Web page and app entries:
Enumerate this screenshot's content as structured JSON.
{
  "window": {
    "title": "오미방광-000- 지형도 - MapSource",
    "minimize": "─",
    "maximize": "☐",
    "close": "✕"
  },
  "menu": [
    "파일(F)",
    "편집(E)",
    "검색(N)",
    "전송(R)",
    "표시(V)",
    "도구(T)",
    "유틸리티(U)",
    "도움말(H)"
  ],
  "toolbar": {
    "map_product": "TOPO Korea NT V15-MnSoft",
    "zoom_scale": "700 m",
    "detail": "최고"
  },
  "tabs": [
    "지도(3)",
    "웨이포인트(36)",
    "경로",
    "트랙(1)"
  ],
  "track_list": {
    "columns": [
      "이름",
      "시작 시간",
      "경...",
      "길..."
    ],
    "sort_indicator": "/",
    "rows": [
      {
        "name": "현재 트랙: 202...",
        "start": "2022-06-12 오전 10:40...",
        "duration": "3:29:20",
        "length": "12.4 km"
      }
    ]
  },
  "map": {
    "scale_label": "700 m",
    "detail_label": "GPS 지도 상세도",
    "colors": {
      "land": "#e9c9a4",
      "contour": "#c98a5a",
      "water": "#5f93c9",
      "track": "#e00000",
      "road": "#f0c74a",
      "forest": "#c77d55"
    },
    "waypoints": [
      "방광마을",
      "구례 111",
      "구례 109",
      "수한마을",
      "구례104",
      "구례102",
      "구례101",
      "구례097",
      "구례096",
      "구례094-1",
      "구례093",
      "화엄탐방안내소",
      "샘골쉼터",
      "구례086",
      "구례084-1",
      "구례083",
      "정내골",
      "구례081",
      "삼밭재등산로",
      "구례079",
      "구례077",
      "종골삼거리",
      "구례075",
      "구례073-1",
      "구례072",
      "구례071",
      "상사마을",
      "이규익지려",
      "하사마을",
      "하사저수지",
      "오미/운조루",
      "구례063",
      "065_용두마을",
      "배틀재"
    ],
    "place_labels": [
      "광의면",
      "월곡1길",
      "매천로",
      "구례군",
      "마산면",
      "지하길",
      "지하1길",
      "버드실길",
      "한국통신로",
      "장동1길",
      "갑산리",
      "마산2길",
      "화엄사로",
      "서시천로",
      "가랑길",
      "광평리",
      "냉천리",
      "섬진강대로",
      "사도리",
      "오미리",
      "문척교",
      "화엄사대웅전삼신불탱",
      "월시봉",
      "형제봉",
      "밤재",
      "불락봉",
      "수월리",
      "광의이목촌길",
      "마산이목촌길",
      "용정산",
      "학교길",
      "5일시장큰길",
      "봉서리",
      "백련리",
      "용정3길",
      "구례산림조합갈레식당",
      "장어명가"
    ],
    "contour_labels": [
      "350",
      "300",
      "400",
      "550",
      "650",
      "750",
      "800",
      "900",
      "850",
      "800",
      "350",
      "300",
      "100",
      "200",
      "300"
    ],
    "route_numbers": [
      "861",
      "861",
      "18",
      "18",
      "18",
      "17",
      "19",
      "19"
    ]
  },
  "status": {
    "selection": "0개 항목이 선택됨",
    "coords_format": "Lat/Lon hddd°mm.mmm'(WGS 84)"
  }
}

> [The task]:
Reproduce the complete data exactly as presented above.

> [Reply]:
Enumerate this screenshot's content as structured JSON.
{
  "window": {
    "title": "오미방광-000- 지형도 - MapSource",
    "minimize": "─",
    "maximize": "☐",
    "close": "✕"
  },
  "menu": [
    "파일(F)",
    "편집(E)",
    "검색(N)",
    "전송(R)",
    "표시(V)",
    "도구(T)",
    "유틸리티(U)",
    "도움말(H)"
  ],
  "toolbar": {
    "map_product": "TOPO Korea NT V15-MnSoft",
    "zoom_scale": "700 m",
    "detail": "최고"
  },
  "tabs": [
    "지도(3)",
    "웨이포인트(36)",
    "경로",
    "트랙(1)"
  ],
  "track_list": {
    "columns": [
      "이름",
      "시작 시간",
      "경...",
      "길..."
    ],
    "sort_indicator": "/",
    "rows": [
      {
        "name": "현재 트랙: 202...",
        "start": "2022-06-12 오전 10:40...",
        "duration": "3:29:20",
        "length": "12.4 km"
      }
    ]
  },
  "map": {
    "scale_label": "700 m",
    "detail_label": "GPS 지도 상세도",
    "colors": {
      "land": "#e9c9a4",
      "contour": "#c98a5a",
      "water": "#5f93c9",
      "track": "#e00000",
      "road": "#f0c74a",
      "forest": "#c77d55"
    },
    "waypoints": [
      "방광마을",
      "구례 111",
      "구례 109",
      "수한마을",
      "구례104",
      "구례102",
      "구례101",
      "구례097",
      "구례096",
      "구례094-1",
      "구례093",
      "화엄탐방안내소",
      "샘골쉼터",
      "구례086",
      "구례084-1",
      "구례083",
      "정내골",
      "구례081",
      "삼밭재등산로",
      "구례079",
      "구례077",
      "종골삼거리",
      "구례075",
      "구례073-1",
      "구례072",
      "구례071",
      "상사마을",
      "이규익지려",
      "하사마을",
      "하사저수지",
      "오미/운조루",
      "구례063",
      "065_용두마을",
      "배틀재"
    ],
    "place_labels": [
      "광의면",
      "월곡1길",
      "매천로",
      "구례군",
      "마산면",
      "지하길",
      "지하1길",
      "버드실길",
      "한국통신로",
      "장동1길",
      "갑산리",
      "마산2길",
      "화엄사로",
      "서시천로",
      "가랑길",
      "광평리",
      "냉천리",
      "섬진강대로",
      "사도리",
      "오미리",
      "문척교",
      "화엄사대웅전삼신불탱",
      "월시봉",
      "형제봉",
      "밤재",
      "불락봉",
      "수월리",
      "광의이목촌길",
      "마산이목촌길",
      "용정산",
      "학교길",
      "5일시장큰길",
      "봉서리",
      "백련리",
      "용정3길",
      "구례산림조합갈레식당",
      "장어명가"
    ],
    "contour_labels": [
      "350",
      "300",
      "400",
      "550",
      "650",
      "750",
      "800",
      "900",
      "850",
      "800",
      "350",
      "300",
      "100",
      "200",
      "300"
    ],
    "route_numbers": [
      "861",
      "861",
      "18",
      "18",
      "18",
      "17",
      "19",
      "19"
    ]
  },
  "status": {
    "selection": "0개 항목이 선택됨",
    "coords_format": "Lat/Lon hddd°mm.mmm'(WGS 84)"
  }
}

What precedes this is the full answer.